• Exercise instructions: Once the pictures are removed, restate the listing word for word.

• Records to process:
⁂
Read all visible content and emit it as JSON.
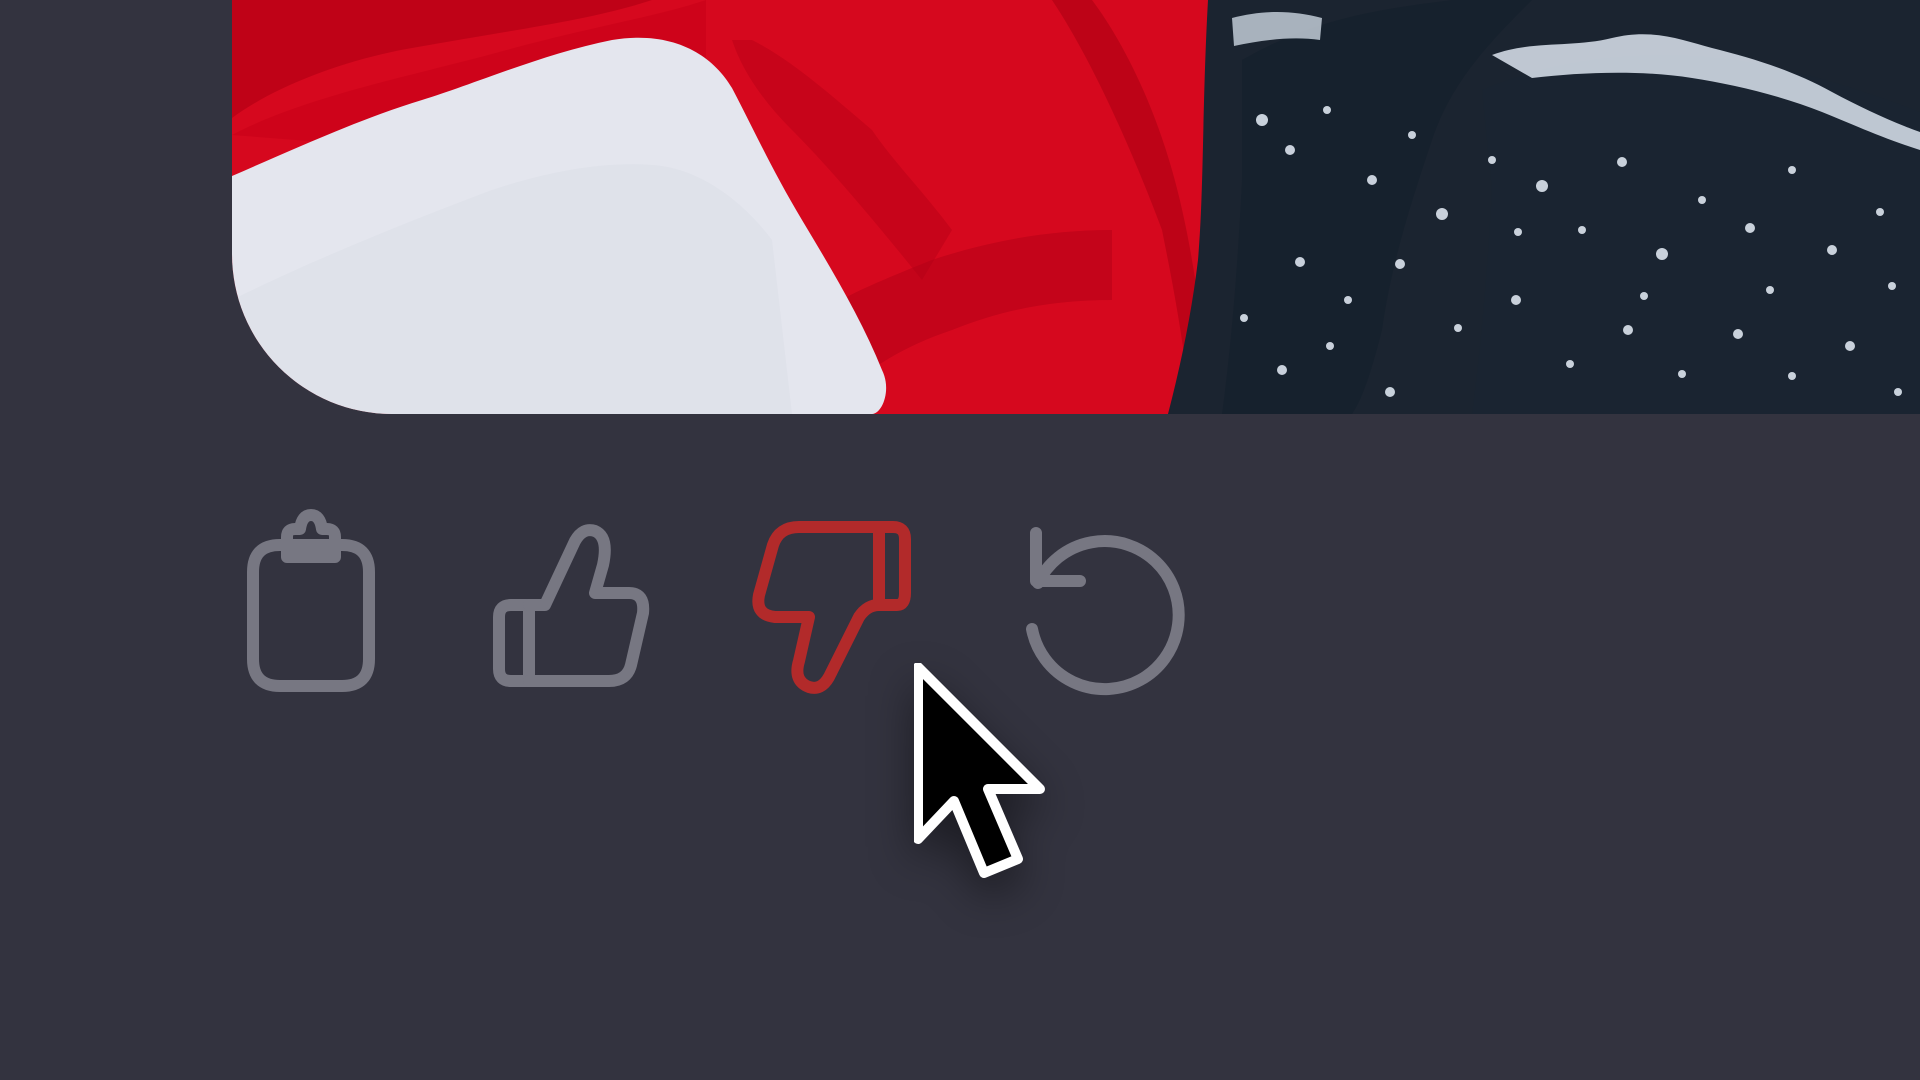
{
  "colors": {
    "background": "#33333F",
    "icon_default": "#777782",
    "icon_active": "#B22A2A",
    "image_red": "#D6081E",
    "image_white": "#E4E6EE",
    "image_dark": "#1B2430",
    "cursor_fill": "#000000",
    "cursor_stroke": "#FFFFFF"
  },
  "image": {
    "description_icon": "photo-icon"
  },
  "actions": [
    {
      "id": "copy",
      "icon": "clipboard-icon",
      "label": "Copy",
      "state": "default"
    },
    {
      "id": "like",
      "icon": "thumbs-up-icon",
      "label": "Good response",
      "state": "default"
    },
    {
      "id": "dislike",
      "icon": "thumbs-down-icon",
      "label": "Bad response",
      "state": "active"
    },
    {
      "id": "regenerate",
      "icon": "regenerate-icon",
      "label": "Regenerate",
      "state": "default"
    }
  ],
  "pointer": {
    "icon": "cursor-icon"
  }
}
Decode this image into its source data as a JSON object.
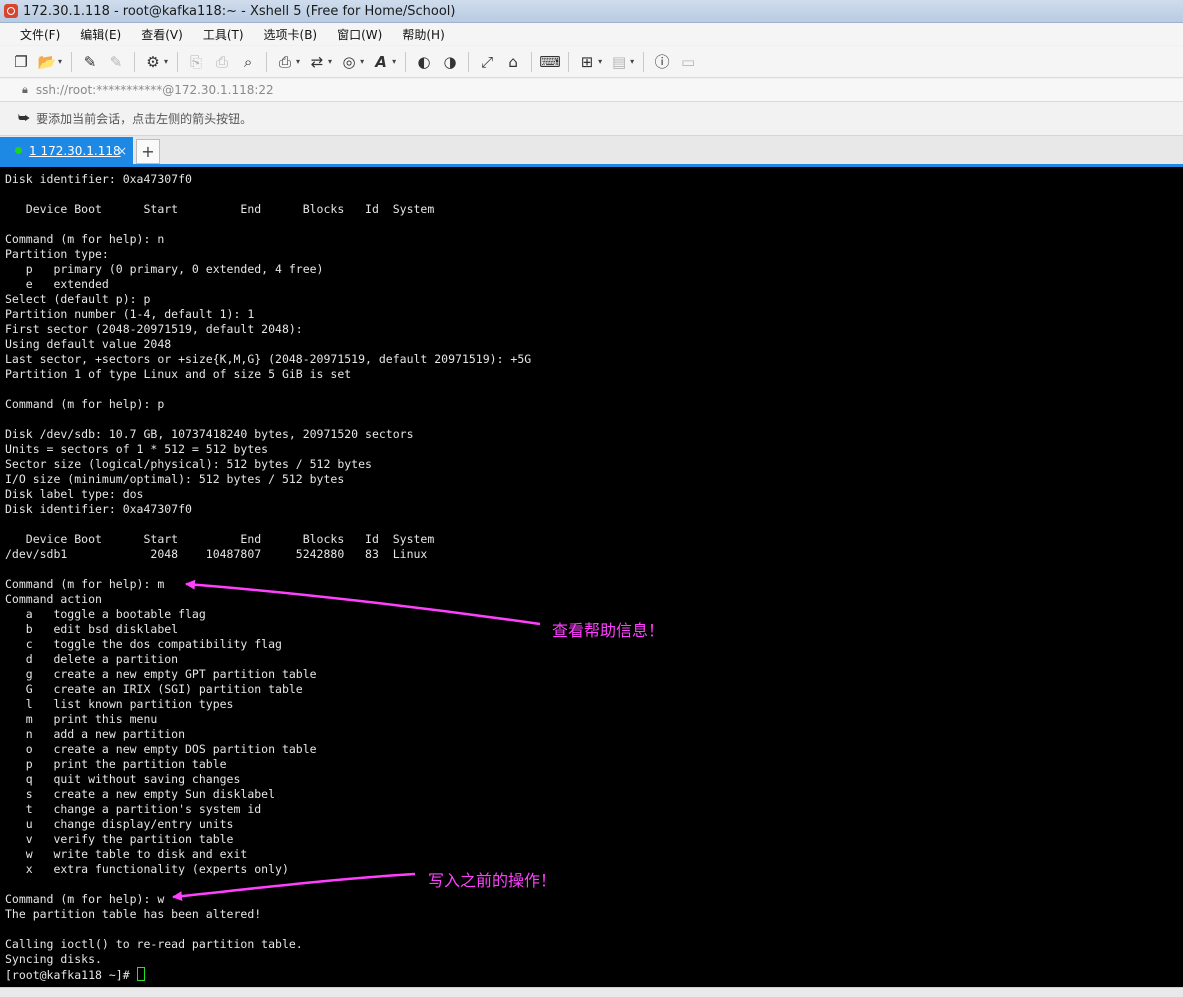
{
  "window": {
    "title": "172.30.1.118 - root@kafka118:~ - Xshell 5 (Free for Home/School)"
  },
  "menu": {
    "items": [
      "文件(F)",
      "编辑(E)",
      "查看(V)",
      "工具(T)",
      "选项卡(B)",
      "窗口(W)",
      "帮助(H)"
    ]
  },
  "toolbar": {
    "icons": [
      "new-session-icon",
      "open-folder-icon",
      "connect-icon",
      "disconnect-icon",
      "properties-icon",
      "copy-icon",
      "paste-icon",
      "find-icon",
      "print-icon",
      "transfer-icon",
      "globe-icon",
      "font-icon",
      "xftp-icon",
      "xshell-icon",
      "fullscreen-icon",
      "lock-icon",
      "keyboard-icon",
      "add-window-icon",
      "layout-icon",
      "help-icon",
      "chat-icon"
    ]
  },
  "address": {
    "text": "ssh://root:***********@172.30.1.118:22"
  },
  "hint": {
    "text": "要添加当前会话，点击左侧的箭头按钮。"
  },
  "tabs": [
    {
      "label": "1 172.30.1.118",
      "close": "×"
    }
  ],
  "add_tab": "+",
  "terminal": {
    "lines": [
      "Disk identifier: 0xa47307f0",
      "",
      "   Device Boot      Start         End      Blocks   Id  System",
      "",
      "Command (m for help): n",
      "Partition type:",
      "   p   primary (0 primary, 0 extended, 4 free)",
      "   e   extended",
      "Select (default p): p",
      "Partition number (1-4, default 1): 1",
      "First sector (2048-20971519, default 2048):",
      "Using default value 2048",
      "Last sector, +sectors or +size{K,M,G} (2048-20971519, default 20971519): +5G",
      "Partition 1 of type Linux and of size 5 GiB is set",
      "",
      "Command (m for help): p",
      "",
      "Disk /dev/sdb: 10.7 GB, 10737418240 bytes, 20971520 sectors",
      "Units = sectors of 1 * 512 = 512 bytes",
      "Sector size (logical/physical): 512 bytes / 512 bytes",
      "I/O size (minimum/optimal): 512 bytes / 512 bytes",
      "Disk label type: dos",
      "Disk identifier: 0xa47307f0",
      "",
      "   Device Boot      Start         End      Blocks   Id  System",
      "/dev/sdb1            2048    10487807     5242880   83  Linux",
      "",
      "Command (m for help): m",
      "Command action",
      "   a   toggle a bootable flag",
      "   b   edit bsd disklabel",
      "   c   toggle the dos compatibility flag",
      "   d   delete a partition",
      "   g   create a new empty GPT partition table",
      "   G   create an IRIX (SGI) partition table",
      "   l   list known partition types",
      "   m   print this menu",
      "   n   add a new partition",
      "   o   create a new empty DOS partition table",
      "   p   print the partition table",
      "   q   quit without saving changes",
      "   s   create a new empty Sun disklabel",
      "   t   change a partition's system id",
      "   u   change display/entry units",
      "   v   verify the partition table",
      "   w   write table to disk and exit",
      "   x   extra functionality (experts only)",
      "",
      "Command (m for help): w",
      "The partition table has been altered!",
      "",
      "Calling ioctl() to re-read partition table.",
      "Syncing disks.",
      "[root@kafka118 ~]# "
    ]
  },
  "annotations": {
    "help_note": "查看帮助信息！",
    "write_note": "写入之前的操作！",
    "color": "#ff40ff"
  }
}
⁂
• Solution below:
Read all visible content and emit it as JSON.
{
  "colors": {
    "background": "#33333F",
    "icon_default": "#777782",
    "icon_active": "#B22A2A",
    "image_red": "#D6081E",
    "image_white": "#E4E6EE",
    "image_dark": "#1B2430",
    "cursor_fill": "#000000",
    "cursor_stroke": "#FFFFFF"
  },
  "image": {
    "description_icon": "photo-icon"
  },
  "actions": [
    {
      "id": "copy",
      "icon": "clipboard-icon",
      "label": "Copy",
      "state": "default"
    },
    {
      "id": "like",
      "icon": "thumbs-up-icon",
      "label": "Good response",
      "state": "default"
    },
    {
      "id": "dislike",
      "icon": "thumbs-down-icon",
      "label": "Bad response",
      "state": "active"
    },
    {
      "id": "regenerate",
      "icon": "regenerate-icon",
      "label": "Regenerate",
      "state": "default"
    }
  ],
  "pointer": {
    "icon": "cursor-icon"
  }
}
Decode this image into its source data as a JSON object.
{
  "window": {
    "title": "172.30.1.118 - root@kafka118:~ - Xshell 5 (Free for Home/School)"
  },
  "menu": {
    "items": [
      "文件(F)",
      "编辑(E)",
      "查看(V)",
      "工具(T)",
      "选项卡(B)",
      "窗口(W)",
      "帮助(H)"
    ]
  },
  "toolbar": {
    "icons": [
      "new-session-icon",
      "open-folder-icon",
      "connect-icon",
      "disconnect-icon",
      "properties-icon",
      "copy-icon",
      "paste-icon",
      "find-icon",
      "print-icon",
      "transfer-icon",
      "globe-icon",
      "font-icon",
      "xftp-icon",
      "xshell-icon",
      "fullscreen-icon",
      "lock-icon",
      "keyboard-icon",
      "add-window-icon",
      "layout-icon",
      "help-icon",
      "chat-icon"
    ]
  },
  "address": {
    "text": "ssh://root:***********@172.30.1.118:22"
  },
  "hint": {
    "text": "要添加当前会话，点击左侧的箭头按钮。"
  },
  "tabs": [
    {
      "label": "1 172.30.1.118",
      "close": "×"
    }
  ],
  "add_tab": "+",
  "terminal": {
    "lines": [
      "Disk identifier: 0xa47307f0",
      "",
      "   Device Boot      Start         End      Blocks   Id  System",
      "",
      "Command (m for help): n",
      "Partition type:",
      "   p   primary (0 primary, 0 extended, 4 free)",
      "   e   extended",
      "Select (default p): p",
      "Partition number (1-4, default 1): 1",
      "First sector (2048-20971519, default 2048):",
      "Using default value 2048",
      "Last sector, +sectors or +size{K,M,G} (2048-20971519, default 20971519): +5G",
      "Partition 1 of type Linux and of size 5 GiB is set",
      "",
      "Command (m for help): p",
      "",
      "Disk /dev/sdb: 10.7 GB, 10737418240 bytes, 20971520 sectors",
      "Units = sectors of 1 * 512 = 512 bytes",
      "Sector size (logical/physical): 512 bytes / 512 bytes",
      "I/O size (minimum/optimal): 512 bytes / 512 bytes",
      "Disk label type: dos",
      "Disk identifier: 0xa47307f0",
      "",
      "   Device Boot      Start         End      Blocks   Id  System",
      "/dev/sdb1            2048    10487807     5242880   83  Linux",
      "",
      "Command (m for help): m",
      "Command action",
      "   a   toggle a bootable flag",
      "   b   edit bsd disklabel",
      "   c   toggle the dos compatibility flag",
      "   d   delete a partition",
      "   g   create a new empty GPT partition table",
      "   G   create an IRIX (SGI) partition table",
      "   l   list known partition types",
      "   m   print this menu",
      "   n   add a new partition",
      "   o   create a new empty DOS partition table",
      "   p   print the partition table",
      "   q   quit without saving changes",
      "   s   create a new empty Sun disklabel",
      "   t   change a partition's system id",
      "   u   change display/entry units",
      "   v   verify the partition table",
      "   w   write table to disk and exit",
      "   x   extra functionality (experts only)",
      "",
      "Command (m for help): w",
      "The partition table has been altered!",
      "",
      "Calling ioctl() to re-read partition table.",
      "Syncing disks.",
      "[root@kafka118 ~]# "
    ]
  },
  "annotations": {
    "help_note": "查看帮助信息！",
    "write_note": "写入之前的操作！",
    "color": "#ff40ff"
  }
}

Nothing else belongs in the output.